The descent was a mind-numbing inner battle with the cold and discomfort, and I hardly recall a thing except that Collin's hands ceased to work. The cold had chilled them to the point of uselessness, and he needed them to function for several critical portions of downclimbing. I had the only pair of gloves, a meager and already soaked pair of leather gloves that I used to enjoy scrambling in. We took turns wearing them, switching whenever the cold would begin to sieze the joints and preclude usefulness.
By the time we reached our campsite, Dick had returned to the comfort and warmth of civilization. Can't say I much blamed him, the weather, although not as cold and windy, was still terribly wet at camp. We were fairly exasperated by the time we packed up and began approaching the treeline, so we opted to skip the bushwhack (which would have undoubtedly been saturated with rainwater) and simply tresspass on the militant's property. We figured that no one would notice two inconspicuous hikers ambling down the privately owned road, but reasoned that if confronted we could always suggest that we had started in Peter's Creek and didn't know we were on private property. We weren't two minutes onto the private land before a half-crazed looking woman with a nervous facial tick drove up in an old pickup and mumbled some psychotic-sounding thing about why we shouldnt't be bothering the sheep in Ram Valley and how she had shot people for tresspassing before. It almost felt like we had surrendered to enemy forces as she demanded that we pile into the bed of her pickup and let her drive us to the border of her property. As we drove, we were closely followed by a shady-looking man in a military-style jeep. Partners in crime I suppose.

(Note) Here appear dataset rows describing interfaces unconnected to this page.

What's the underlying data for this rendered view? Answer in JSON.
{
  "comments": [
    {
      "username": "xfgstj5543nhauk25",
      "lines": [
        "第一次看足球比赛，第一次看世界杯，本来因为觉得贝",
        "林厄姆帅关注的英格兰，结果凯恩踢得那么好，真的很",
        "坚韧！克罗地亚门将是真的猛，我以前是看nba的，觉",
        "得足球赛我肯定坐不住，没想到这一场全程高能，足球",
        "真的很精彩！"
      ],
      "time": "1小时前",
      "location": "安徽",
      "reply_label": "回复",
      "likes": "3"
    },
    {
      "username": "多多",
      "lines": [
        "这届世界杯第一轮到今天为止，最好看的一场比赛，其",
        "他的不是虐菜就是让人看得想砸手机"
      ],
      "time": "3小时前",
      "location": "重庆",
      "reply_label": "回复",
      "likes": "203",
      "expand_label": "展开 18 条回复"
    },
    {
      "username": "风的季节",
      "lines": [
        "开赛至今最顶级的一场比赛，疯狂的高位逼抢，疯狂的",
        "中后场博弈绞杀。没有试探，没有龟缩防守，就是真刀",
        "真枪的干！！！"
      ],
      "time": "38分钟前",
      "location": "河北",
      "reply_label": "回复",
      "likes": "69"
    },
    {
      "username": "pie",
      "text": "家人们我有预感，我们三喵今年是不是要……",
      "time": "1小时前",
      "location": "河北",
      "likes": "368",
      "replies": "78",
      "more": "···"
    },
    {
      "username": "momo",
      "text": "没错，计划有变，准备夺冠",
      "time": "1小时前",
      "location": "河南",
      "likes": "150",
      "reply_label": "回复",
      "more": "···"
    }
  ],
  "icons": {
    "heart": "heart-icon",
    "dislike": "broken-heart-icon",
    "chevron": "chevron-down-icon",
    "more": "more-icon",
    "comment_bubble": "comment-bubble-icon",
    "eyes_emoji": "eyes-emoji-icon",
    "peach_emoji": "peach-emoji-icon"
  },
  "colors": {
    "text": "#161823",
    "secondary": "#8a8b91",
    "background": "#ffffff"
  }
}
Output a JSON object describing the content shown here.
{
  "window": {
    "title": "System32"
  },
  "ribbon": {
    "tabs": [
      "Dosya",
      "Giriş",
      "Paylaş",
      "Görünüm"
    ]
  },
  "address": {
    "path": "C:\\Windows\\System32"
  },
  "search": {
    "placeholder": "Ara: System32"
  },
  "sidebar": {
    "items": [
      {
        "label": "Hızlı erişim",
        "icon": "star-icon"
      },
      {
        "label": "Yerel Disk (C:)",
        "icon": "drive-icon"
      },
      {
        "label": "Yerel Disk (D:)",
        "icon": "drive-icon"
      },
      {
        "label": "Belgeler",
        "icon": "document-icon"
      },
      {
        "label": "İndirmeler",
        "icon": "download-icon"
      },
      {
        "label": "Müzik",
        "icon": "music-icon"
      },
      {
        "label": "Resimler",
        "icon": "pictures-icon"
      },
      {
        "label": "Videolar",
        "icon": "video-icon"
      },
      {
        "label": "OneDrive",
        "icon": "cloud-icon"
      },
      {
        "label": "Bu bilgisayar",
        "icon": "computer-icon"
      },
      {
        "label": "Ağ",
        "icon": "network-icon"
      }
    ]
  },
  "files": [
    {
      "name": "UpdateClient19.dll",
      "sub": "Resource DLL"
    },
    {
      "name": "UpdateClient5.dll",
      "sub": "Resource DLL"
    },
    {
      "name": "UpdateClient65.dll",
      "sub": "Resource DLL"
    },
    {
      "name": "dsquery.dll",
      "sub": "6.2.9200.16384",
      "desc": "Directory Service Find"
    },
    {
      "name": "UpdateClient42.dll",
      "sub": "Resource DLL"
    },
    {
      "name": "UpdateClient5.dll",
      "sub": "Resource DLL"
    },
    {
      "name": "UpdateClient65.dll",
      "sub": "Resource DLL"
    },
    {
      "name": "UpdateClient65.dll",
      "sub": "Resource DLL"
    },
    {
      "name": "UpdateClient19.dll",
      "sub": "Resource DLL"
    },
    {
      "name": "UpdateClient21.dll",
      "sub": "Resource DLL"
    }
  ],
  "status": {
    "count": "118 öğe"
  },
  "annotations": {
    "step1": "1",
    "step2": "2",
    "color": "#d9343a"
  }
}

It wasn't long before we were back in town, showered, fed, and in dry clothes. All things considered it was a more or less successful venture.